Dataset rows describing interfaces
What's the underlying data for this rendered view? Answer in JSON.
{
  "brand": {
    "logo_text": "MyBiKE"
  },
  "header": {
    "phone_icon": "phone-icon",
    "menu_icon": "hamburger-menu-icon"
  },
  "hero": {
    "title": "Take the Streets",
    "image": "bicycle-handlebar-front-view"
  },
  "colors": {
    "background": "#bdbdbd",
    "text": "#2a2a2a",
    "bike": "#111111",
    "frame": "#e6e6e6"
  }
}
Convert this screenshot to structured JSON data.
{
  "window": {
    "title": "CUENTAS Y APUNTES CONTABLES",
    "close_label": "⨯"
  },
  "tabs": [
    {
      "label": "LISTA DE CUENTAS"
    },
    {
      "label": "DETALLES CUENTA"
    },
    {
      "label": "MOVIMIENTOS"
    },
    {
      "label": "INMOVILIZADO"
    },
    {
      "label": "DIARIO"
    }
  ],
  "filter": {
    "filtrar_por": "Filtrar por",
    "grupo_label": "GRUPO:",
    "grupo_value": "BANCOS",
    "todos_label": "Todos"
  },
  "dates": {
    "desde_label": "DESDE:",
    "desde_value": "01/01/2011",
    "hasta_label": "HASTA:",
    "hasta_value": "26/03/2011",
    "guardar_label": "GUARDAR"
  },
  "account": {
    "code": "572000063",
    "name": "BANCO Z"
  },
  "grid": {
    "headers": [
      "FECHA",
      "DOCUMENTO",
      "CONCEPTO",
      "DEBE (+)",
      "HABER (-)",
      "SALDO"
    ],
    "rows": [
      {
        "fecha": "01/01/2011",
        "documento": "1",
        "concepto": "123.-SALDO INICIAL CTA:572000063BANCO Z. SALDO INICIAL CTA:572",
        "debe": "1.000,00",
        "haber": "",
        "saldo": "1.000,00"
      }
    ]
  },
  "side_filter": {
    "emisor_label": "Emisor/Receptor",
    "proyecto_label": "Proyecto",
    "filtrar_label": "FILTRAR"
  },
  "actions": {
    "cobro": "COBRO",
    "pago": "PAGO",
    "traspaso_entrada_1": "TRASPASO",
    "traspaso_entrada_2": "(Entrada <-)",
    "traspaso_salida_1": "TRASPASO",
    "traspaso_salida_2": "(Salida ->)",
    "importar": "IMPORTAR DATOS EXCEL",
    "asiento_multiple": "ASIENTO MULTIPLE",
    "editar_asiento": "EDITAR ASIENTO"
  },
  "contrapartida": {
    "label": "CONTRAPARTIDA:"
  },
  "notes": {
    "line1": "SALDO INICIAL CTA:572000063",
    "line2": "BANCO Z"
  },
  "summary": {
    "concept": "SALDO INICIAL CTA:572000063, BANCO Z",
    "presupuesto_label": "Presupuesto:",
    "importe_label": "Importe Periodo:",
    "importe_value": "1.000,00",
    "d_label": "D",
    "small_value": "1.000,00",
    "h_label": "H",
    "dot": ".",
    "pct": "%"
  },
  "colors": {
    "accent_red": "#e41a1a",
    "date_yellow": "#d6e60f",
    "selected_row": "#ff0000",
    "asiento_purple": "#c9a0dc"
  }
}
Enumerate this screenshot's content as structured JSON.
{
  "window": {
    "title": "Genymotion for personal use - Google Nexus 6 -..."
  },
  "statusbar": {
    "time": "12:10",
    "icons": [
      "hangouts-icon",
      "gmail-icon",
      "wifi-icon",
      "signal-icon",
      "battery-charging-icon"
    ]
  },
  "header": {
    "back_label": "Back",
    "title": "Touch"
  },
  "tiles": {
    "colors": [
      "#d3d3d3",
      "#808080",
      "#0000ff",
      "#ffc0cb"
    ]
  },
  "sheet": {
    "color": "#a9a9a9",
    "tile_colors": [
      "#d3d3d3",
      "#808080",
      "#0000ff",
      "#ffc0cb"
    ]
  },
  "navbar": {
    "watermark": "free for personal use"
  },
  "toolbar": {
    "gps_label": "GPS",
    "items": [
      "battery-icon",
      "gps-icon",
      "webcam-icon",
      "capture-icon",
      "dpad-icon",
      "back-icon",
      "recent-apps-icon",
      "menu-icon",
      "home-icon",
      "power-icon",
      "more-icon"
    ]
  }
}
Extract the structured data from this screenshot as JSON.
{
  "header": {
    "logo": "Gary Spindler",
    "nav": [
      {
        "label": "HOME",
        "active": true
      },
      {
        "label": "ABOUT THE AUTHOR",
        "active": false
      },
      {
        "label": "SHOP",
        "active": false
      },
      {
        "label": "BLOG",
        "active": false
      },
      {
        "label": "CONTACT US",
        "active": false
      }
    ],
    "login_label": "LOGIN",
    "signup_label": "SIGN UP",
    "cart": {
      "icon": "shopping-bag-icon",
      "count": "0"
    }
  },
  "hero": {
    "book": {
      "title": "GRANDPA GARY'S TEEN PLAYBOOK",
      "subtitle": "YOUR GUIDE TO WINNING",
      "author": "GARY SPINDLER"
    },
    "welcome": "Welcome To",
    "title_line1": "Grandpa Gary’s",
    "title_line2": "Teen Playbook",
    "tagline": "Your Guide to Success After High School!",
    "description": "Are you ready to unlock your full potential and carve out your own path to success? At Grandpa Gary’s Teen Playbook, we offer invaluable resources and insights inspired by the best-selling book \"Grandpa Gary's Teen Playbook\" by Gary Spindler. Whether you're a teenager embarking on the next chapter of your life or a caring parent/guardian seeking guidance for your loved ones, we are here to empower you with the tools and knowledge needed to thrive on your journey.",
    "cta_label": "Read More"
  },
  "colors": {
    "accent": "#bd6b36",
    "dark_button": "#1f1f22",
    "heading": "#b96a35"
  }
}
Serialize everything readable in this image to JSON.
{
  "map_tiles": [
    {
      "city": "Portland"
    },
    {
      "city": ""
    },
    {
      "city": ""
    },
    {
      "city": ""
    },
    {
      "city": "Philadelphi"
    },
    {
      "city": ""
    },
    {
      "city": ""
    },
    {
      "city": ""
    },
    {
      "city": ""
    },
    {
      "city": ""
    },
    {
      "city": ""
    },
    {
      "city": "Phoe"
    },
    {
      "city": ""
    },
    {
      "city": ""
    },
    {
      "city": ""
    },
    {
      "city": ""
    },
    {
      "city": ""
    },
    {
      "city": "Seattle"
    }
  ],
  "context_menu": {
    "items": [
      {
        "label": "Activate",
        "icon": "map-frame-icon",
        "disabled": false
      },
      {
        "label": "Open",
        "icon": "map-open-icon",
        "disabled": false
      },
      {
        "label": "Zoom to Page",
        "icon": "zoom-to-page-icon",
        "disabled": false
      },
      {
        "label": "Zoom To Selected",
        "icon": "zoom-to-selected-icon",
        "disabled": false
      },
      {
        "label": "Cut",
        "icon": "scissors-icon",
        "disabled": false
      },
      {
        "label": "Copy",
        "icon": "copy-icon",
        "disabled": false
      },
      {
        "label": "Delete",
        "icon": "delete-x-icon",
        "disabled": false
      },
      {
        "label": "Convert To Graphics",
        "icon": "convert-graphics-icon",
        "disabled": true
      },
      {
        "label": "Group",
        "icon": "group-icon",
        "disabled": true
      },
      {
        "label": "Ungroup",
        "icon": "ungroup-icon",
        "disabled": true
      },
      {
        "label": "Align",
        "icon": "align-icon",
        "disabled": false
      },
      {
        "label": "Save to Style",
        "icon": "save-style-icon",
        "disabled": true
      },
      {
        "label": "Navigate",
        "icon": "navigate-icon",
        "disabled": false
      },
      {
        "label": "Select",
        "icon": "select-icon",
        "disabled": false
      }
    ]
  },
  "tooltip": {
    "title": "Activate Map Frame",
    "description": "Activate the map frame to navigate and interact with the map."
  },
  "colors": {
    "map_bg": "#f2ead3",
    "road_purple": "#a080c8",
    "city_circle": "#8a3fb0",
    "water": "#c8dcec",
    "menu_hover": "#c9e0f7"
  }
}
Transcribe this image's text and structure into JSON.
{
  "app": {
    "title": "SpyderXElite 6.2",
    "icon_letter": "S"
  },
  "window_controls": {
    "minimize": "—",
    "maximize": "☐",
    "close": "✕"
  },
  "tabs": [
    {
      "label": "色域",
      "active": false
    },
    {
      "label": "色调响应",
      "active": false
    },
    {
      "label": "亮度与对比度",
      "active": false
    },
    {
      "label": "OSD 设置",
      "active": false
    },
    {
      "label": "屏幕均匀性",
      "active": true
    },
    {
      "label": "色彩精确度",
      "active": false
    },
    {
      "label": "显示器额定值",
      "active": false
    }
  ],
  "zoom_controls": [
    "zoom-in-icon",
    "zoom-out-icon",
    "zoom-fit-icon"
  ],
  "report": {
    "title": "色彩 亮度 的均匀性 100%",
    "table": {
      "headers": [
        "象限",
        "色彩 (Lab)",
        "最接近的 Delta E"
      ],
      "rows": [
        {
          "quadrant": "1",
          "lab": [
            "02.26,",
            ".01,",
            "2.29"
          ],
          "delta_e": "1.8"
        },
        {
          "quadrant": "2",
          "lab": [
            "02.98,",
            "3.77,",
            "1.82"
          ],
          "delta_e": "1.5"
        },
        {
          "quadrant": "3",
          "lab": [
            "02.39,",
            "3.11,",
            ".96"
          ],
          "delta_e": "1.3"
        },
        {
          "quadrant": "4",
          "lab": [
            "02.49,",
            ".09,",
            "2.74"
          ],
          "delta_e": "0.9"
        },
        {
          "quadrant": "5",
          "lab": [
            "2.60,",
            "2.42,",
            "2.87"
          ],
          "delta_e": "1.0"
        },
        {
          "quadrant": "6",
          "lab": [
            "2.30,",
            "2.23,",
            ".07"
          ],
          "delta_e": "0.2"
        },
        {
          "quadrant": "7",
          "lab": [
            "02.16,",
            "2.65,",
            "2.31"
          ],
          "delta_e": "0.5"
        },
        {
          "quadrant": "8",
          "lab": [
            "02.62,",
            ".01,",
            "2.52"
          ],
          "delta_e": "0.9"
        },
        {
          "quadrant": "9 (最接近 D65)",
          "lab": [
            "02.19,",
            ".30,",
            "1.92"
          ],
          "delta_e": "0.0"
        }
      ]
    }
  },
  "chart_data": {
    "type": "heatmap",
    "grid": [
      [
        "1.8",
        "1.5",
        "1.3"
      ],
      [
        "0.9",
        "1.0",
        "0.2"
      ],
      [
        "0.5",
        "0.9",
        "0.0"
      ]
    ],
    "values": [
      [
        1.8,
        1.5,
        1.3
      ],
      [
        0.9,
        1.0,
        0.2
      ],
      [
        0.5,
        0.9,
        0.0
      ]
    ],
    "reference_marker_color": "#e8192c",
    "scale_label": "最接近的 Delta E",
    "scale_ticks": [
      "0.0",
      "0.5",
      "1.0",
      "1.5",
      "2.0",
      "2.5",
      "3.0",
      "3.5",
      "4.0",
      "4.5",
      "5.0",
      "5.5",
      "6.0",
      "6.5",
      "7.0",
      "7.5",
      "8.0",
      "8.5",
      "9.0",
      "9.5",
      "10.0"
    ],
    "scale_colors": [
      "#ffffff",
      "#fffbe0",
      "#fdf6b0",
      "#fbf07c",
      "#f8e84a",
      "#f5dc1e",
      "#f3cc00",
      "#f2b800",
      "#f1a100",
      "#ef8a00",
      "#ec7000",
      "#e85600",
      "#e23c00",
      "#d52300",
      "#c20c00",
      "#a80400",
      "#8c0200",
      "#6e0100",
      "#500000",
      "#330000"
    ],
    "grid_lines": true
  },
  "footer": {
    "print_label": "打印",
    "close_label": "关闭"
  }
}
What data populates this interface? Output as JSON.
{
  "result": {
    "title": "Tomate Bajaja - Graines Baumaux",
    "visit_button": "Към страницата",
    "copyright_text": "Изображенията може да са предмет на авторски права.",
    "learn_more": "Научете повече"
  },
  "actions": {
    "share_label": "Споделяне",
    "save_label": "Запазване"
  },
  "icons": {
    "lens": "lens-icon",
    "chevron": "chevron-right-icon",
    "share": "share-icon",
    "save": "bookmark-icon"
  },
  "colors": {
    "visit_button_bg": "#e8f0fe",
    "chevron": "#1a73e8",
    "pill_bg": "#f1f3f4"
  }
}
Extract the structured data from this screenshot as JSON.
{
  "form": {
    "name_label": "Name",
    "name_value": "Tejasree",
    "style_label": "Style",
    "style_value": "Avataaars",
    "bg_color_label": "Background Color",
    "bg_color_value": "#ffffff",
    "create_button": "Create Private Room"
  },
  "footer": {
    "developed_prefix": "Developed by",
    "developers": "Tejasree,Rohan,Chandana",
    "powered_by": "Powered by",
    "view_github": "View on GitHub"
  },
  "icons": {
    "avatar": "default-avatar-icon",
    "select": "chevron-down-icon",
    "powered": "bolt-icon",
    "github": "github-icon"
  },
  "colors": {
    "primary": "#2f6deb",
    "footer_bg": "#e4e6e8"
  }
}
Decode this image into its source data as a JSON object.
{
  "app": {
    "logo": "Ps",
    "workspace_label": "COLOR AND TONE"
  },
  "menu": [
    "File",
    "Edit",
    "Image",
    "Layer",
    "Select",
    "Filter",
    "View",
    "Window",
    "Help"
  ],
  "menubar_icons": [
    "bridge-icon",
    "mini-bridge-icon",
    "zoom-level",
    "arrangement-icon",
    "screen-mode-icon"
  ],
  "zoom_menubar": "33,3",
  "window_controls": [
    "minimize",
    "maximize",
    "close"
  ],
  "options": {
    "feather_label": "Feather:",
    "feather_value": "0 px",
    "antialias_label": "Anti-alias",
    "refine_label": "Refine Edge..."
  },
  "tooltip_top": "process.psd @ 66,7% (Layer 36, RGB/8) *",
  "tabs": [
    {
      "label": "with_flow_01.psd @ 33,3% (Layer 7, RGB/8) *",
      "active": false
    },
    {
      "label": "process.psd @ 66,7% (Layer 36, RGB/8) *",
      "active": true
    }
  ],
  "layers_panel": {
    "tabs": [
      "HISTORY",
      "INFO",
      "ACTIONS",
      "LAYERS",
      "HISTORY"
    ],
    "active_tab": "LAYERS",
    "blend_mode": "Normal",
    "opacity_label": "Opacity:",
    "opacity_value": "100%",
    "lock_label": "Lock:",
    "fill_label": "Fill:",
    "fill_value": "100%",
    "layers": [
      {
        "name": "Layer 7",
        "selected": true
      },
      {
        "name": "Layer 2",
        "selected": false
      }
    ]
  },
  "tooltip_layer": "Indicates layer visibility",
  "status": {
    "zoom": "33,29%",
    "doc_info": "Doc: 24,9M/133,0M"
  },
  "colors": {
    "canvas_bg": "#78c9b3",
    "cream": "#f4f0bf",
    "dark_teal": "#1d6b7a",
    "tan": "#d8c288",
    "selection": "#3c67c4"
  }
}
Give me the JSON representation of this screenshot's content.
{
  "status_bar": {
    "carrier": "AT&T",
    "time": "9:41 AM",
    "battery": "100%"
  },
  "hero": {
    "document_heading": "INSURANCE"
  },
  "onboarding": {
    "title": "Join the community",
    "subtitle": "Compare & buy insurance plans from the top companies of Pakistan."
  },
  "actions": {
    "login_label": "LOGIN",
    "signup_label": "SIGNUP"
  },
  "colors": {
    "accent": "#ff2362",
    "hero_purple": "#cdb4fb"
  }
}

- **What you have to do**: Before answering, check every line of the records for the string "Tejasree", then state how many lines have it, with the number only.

- **Response to this exercise**: 2